References[edit]

  1. ^ Stopp, Marianne (2009). The New Labrador Papers of Captain George Cartwright. Montreal and Kingston: MQUP. pp. Frontispiece, x. 
  2. ^ Hunt, David (2004). "Cartwright, Edmund (1743-1823)". Oxford Dictionary of National Biography. Oxford University Press. 
  3. ^ Cornish, Rory, T. (2004). "Cartwright, John (1740–1824)". Oxford Dictionary of National Biography. Oxford University Press. 
  4. ^ Story, G. M. (1983). "Cartwright, George". Dictionary of Canadian Biography, vol. 5. University of Toronto/Université Laval. Retrieved 3 December 2013. 
  5. ^ Story, G. M. (1983). "Cartwright, George". Dictionary of Canadian Biography, vol. 5. University of Toronto/Université Laval. Retrieved 3 December 2013. 
  6. ^ Stopp, Marianne (2009). "An Account of George Cartwright's Life". The New Labrador Papers of Captain George Cartwright. Montreal and Kingston: MQUP. p. 24. 
  7. ^ Cartwright, George (1792). A Journal of Transactions and Events. Newark: Allin and Ridge. pp. iv–vii. 
  8. ^ Stopp, Marianne (2009). "Cartwright's Life". New Labrador Papers. Montreal and Kingston: MQUP. p. 25. 
  9. ^ Story, G. M. (1983). "Cartwright, George". Dictionary of Canadian Biography, vol. 5. University of Toronto/Université Laval. Retrieved 3 December 2013. 
  10. ^ Thrush, Coll (2013). "The Iceberg and the Cathedral: Encounter, Entanglement, and Isuma in Inuit London". Journal of British Studies. 
  11. ^ Story, G. M. (1983). "Cartwright, George". Dictionary of Canadian Biography, vol. 5. University of Toronto/Université Laval. Retrieved 3 December 2013. 
  12. ^ Stopp, Marianne (2009). ""An Account of George Cartwright's Life"". In Stopp, Marianne. The New Labrador Papers of Captain George Cartwright. Montreal and Kingston: MQUP. pp. 32–33. 

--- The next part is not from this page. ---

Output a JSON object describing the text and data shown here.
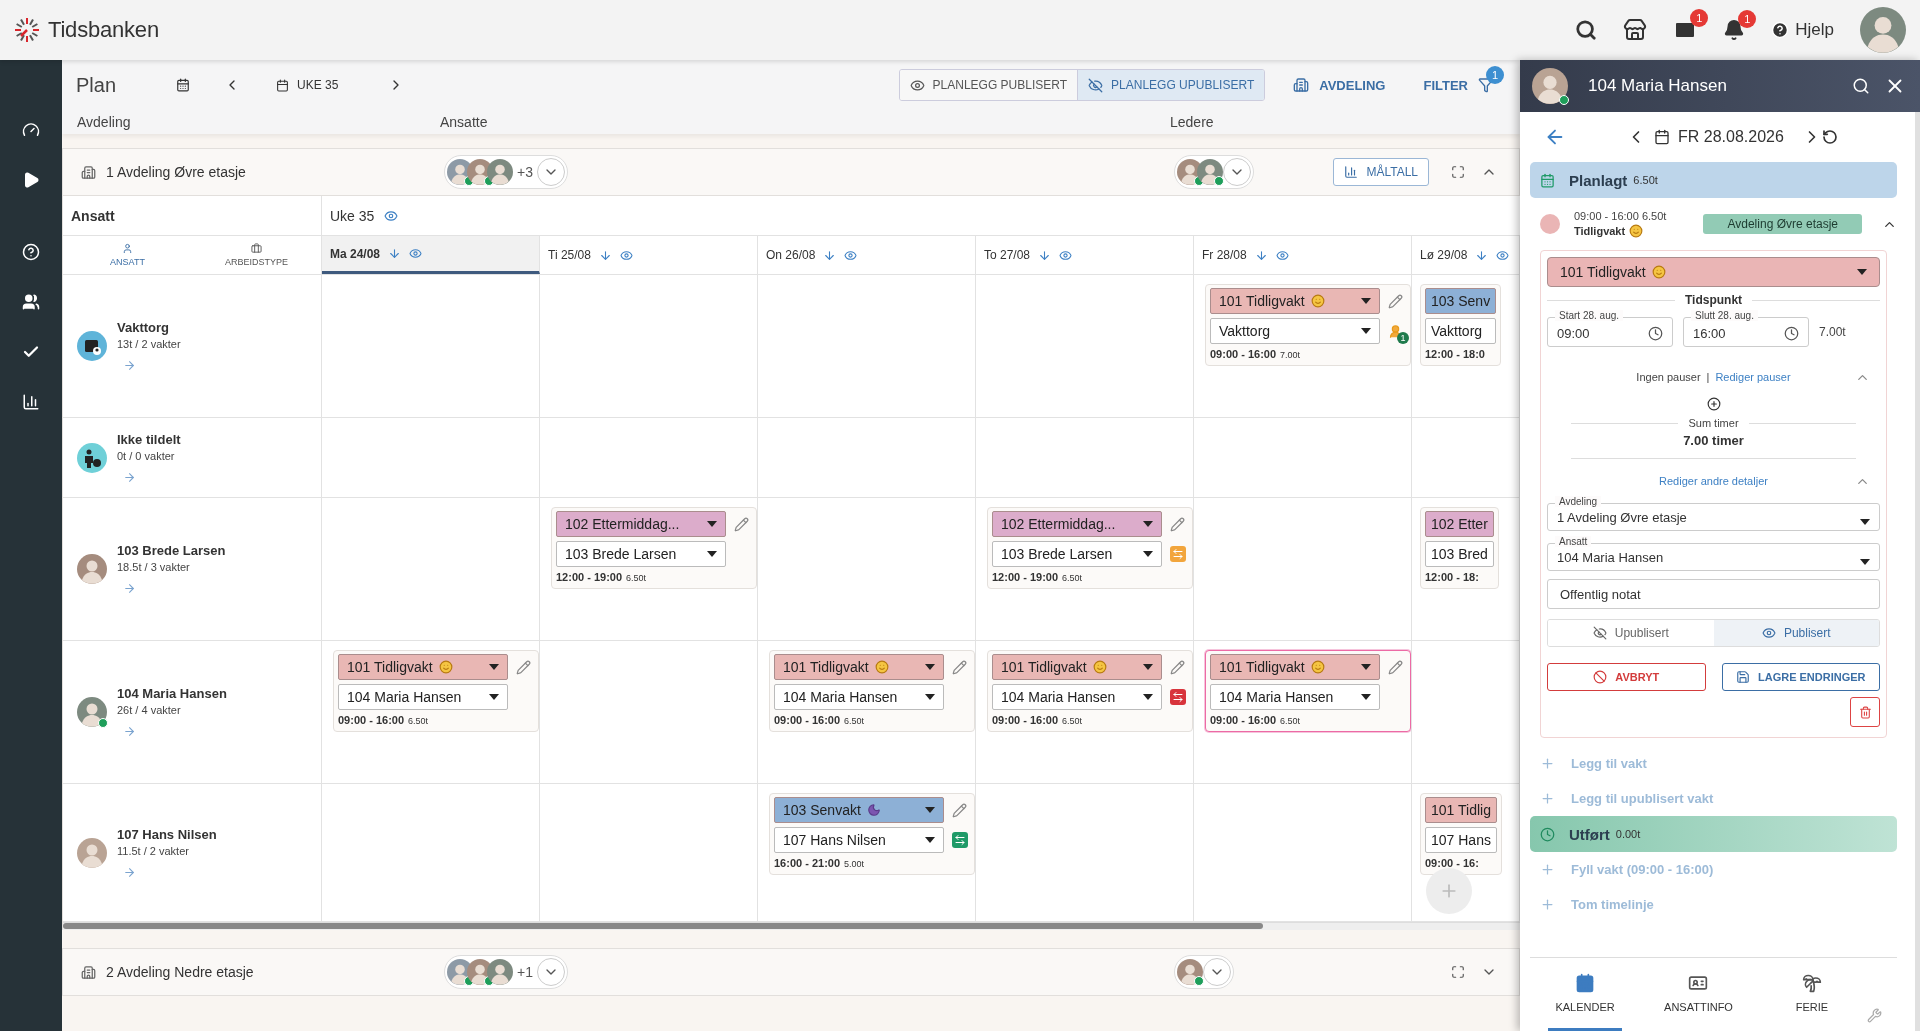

  13. ^ Cartwright, George (1792). Poetical Epistle. Newark: Allin and Ridge. p. 10. 

External links[edit]